• Data excerpts:
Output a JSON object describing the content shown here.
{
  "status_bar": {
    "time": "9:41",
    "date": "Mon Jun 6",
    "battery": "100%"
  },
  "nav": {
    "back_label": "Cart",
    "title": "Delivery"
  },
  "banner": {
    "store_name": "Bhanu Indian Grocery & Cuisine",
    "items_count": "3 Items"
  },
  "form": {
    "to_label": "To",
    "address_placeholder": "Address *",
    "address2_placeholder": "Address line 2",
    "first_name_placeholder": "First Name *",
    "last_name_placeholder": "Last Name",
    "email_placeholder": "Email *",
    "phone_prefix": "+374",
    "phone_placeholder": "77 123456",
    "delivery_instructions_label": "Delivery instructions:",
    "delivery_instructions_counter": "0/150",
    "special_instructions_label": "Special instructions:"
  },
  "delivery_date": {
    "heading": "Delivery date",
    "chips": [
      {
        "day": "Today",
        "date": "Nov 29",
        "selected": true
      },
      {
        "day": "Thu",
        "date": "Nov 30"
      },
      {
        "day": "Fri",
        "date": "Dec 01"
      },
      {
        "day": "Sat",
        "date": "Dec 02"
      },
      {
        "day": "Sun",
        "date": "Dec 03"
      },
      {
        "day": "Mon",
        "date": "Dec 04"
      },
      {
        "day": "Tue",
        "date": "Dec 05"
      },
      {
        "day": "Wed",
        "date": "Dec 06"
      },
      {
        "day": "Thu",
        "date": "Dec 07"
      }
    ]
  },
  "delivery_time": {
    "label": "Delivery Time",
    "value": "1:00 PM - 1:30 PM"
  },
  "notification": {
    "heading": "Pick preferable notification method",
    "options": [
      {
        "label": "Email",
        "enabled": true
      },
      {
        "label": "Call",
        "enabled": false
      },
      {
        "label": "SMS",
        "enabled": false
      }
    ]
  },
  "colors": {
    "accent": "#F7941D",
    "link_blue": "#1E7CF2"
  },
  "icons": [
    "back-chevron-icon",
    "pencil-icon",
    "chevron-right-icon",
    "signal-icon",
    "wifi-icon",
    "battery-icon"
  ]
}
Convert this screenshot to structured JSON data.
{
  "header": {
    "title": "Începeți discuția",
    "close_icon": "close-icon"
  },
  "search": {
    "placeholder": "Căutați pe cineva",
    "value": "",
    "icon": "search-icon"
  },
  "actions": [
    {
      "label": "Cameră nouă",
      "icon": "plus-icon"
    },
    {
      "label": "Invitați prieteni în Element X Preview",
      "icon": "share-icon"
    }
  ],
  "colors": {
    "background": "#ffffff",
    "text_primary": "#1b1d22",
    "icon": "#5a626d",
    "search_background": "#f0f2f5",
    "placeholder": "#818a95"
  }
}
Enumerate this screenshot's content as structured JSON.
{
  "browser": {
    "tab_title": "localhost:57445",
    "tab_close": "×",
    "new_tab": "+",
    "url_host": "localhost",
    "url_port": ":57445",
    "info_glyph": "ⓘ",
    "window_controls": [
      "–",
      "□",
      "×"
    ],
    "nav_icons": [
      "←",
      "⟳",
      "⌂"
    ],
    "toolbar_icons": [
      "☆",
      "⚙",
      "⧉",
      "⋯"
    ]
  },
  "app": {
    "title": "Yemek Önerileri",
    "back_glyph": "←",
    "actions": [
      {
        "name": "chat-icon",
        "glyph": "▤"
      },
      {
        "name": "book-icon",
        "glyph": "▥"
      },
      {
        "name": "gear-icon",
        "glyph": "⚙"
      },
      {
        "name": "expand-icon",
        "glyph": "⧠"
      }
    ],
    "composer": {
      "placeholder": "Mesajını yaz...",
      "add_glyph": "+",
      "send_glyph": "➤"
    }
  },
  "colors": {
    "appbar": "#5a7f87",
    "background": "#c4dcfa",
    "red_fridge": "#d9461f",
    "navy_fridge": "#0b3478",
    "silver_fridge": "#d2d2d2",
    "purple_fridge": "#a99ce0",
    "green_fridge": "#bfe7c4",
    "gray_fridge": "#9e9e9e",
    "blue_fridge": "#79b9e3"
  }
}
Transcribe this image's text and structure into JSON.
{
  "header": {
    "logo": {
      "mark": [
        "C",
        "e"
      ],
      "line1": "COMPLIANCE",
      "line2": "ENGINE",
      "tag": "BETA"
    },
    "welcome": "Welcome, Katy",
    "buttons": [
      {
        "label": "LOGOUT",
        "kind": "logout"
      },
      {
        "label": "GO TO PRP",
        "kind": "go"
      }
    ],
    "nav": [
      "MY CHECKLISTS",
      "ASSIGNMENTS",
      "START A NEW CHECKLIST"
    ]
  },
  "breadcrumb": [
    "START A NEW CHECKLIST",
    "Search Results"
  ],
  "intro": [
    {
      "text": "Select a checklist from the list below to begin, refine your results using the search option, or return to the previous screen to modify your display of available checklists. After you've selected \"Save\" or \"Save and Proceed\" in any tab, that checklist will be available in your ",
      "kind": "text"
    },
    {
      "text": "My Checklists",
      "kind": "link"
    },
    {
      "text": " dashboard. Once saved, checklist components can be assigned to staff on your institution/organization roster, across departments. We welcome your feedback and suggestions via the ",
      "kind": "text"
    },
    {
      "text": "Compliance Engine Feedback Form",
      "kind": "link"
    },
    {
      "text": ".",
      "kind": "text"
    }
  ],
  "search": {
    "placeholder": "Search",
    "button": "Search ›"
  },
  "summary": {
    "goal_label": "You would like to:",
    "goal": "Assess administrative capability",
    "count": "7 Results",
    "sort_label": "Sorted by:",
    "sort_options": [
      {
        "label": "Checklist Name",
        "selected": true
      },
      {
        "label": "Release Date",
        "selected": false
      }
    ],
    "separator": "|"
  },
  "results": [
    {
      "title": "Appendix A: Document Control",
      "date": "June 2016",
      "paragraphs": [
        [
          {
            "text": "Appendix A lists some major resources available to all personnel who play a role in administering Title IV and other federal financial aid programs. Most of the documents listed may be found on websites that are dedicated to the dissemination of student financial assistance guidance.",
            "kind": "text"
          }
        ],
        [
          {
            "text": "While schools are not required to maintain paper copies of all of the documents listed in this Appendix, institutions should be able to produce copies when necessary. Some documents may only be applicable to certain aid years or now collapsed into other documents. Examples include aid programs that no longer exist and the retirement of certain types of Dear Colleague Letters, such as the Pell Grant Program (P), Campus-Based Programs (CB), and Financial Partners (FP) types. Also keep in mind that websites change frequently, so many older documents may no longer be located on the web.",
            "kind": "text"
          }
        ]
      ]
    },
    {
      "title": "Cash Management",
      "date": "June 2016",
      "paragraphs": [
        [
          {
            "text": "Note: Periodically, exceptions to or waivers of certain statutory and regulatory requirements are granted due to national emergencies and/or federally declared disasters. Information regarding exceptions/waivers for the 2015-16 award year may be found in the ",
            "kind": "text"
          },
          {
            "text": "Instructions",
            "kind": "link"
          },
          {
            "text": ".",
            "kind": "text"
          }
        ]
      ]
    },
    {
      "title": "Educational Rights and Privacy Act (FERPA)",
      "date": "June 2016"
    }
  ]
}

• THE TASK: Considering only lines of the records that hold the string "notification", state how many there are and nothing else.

• ANSWER TO THIS TASK: 2